Builder confidence in the market for newly built, single-family homes rose two points for August on the National Association of Home Builders/Wells Fargo Housing Market Index (HMI). This is the fourth consecutive month of improvement, and brings the HMI to its highest point -- 37 -- since February 2007.
"From the builder's perspective, current sales conditions, sales prospects for the next six months and traffic of prospective buyers are all better than they have been in more than five years," said Barry Rutenberg, NAHB chairman and a home builder from Gainesville, Fla. "While there is still much room for improvement, we have come a long way from the depths of the recession, and the outlook appears to be brightening."
"This fourth consecutive increase in builder confidence provides further evidence of the gradual strengthening that's occurring in many housing markets and provides a needed boost to local economies," said NAHB chief economist David Crowe. "However, we are still at a very fragile stage of this process, and builders continue to express frustration regarding the inventory of distressed properties, inaccurate appraisal values, and the difficulty of accessing credit for both building and buying homes."
Derived from a monthly survey that NAHB has been conducting for the past 25 years, the NAHB/Wells Fargo Housing Market Index gauges builder perceptions of current single-family home sales and sales expectations for the next six months as "good," "fair" or "poor." The survey also asks builders to rate traffic of prospective buyers as "high to very high," "average" or "low to very low." Scores from each component are then used to calculate a seasonally adjusted index where any number more than 50 indicates that more builders view sales conditions as good than poor.
Every HMI component posted gains in August.

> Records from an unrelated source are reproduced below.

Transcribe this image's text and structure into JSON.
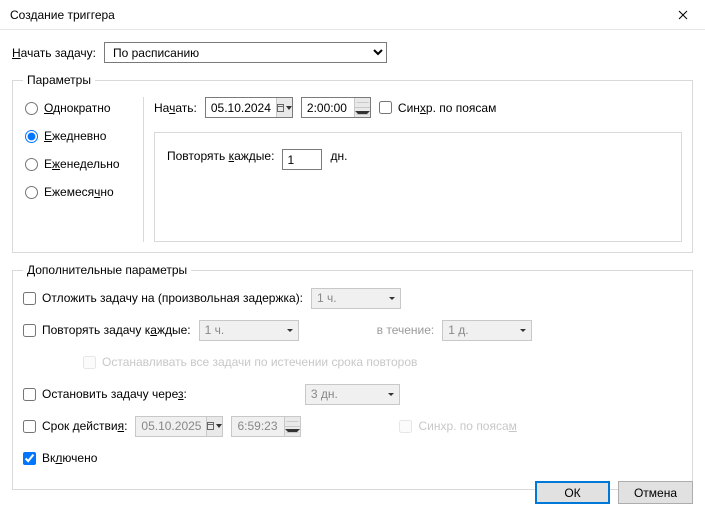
{
  "window": {
    "title": "Создание триггера"
  },
  "begin": {
    "label_prefix": "Н",
    "label_rest": "ачать задачу:",
    "selected": "По расписанию"
  },
  "params": {
    "legend": "Параметры",
    "radios": {
      "once_pre": "",
      "once_u": "О",
      "once_post": "днократно",
      "daily_pre": "",
      "daily_u": "Е",
      "daily_post": "жедневно",
      "weekly_pre": "Е",
      "weekly_u": "ж",
      "weekly_post": "енедельно",
      "monthly_pre": "Ежемеся",
      "monthly_u": "ч",
      "monthly_post": "но"
    },
    "start_label_pre": "На",
    "start_label_u": "ч",
    "start_label_post": "ать:",
    "start_date": "05.10.2024",
    "start_time": "2:00:00",
    "sync_pre": "Син",
    "sync_u": "х",
    "sync_post": "р. по поясам",
    "repeat_label_pre": "Повторять ",
    "repeat_label_u": "к",
    "repeat_label_post": "аждые:",
    "repeat_value": "1",
    "repeat_unit": "дн."
  },
  "adv": {
    "legend": "Дополнительные параметры",
    "delay_pre": "Отложить задачу на (произвольная задержка",
    "delay_u": ")",
    "delay_post": ":",
    "delay_label": "Отложить задачу на (произвольная задержка):",
    "delay_value": "1 ч.",
    "repeat_pre": "Повторять задачу к",
    "repeat_u": "а",
    "repeat_post": "ждые:",
    "repeat_value": "1 ч.",
    "duration_label": "в течение:",
    "duration_value": "1 д.",
    "stopall_label": "Останавливать все задачи по истечении срока повторов",
    "stopafter_pre": "Остановить задачу чере",
    "stopafter_u": "з",
    "stopafter_post": ":",
    "stopafter_value": "3 дн.",
    "expire_pre": "Срок действи",
    "expire_u": "я",
    "expire_post": ":",
    "expire_date": "05.10.2025",
    "expire_time": "6:59:23",
    "expire_sync_pre": "Синхр. по пояса",
    "expire_sync_u": "м",
    "expire_sync_post": "",
    "enabled_pre": "Вк",
    "enabled_u": "л",
    "enabled_post": "ючено"
  },
  "buttons": {
    "ok": "ОК",
    "cancel": "Отмена"
  }
}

The components gauging current sales conditions and traffic of prospective buyers each rose three points, to 39 and 31, respectively, while the component gauging sales expectations in the next six months inched up one point to 44. All were at their highest levels in more than five years.
Regionally, builder confidence rose nine points to 42 in the Midwest and two points to 35 in the South, but declined nine points to 25 in the Northeast and three points to 40 in the West in August.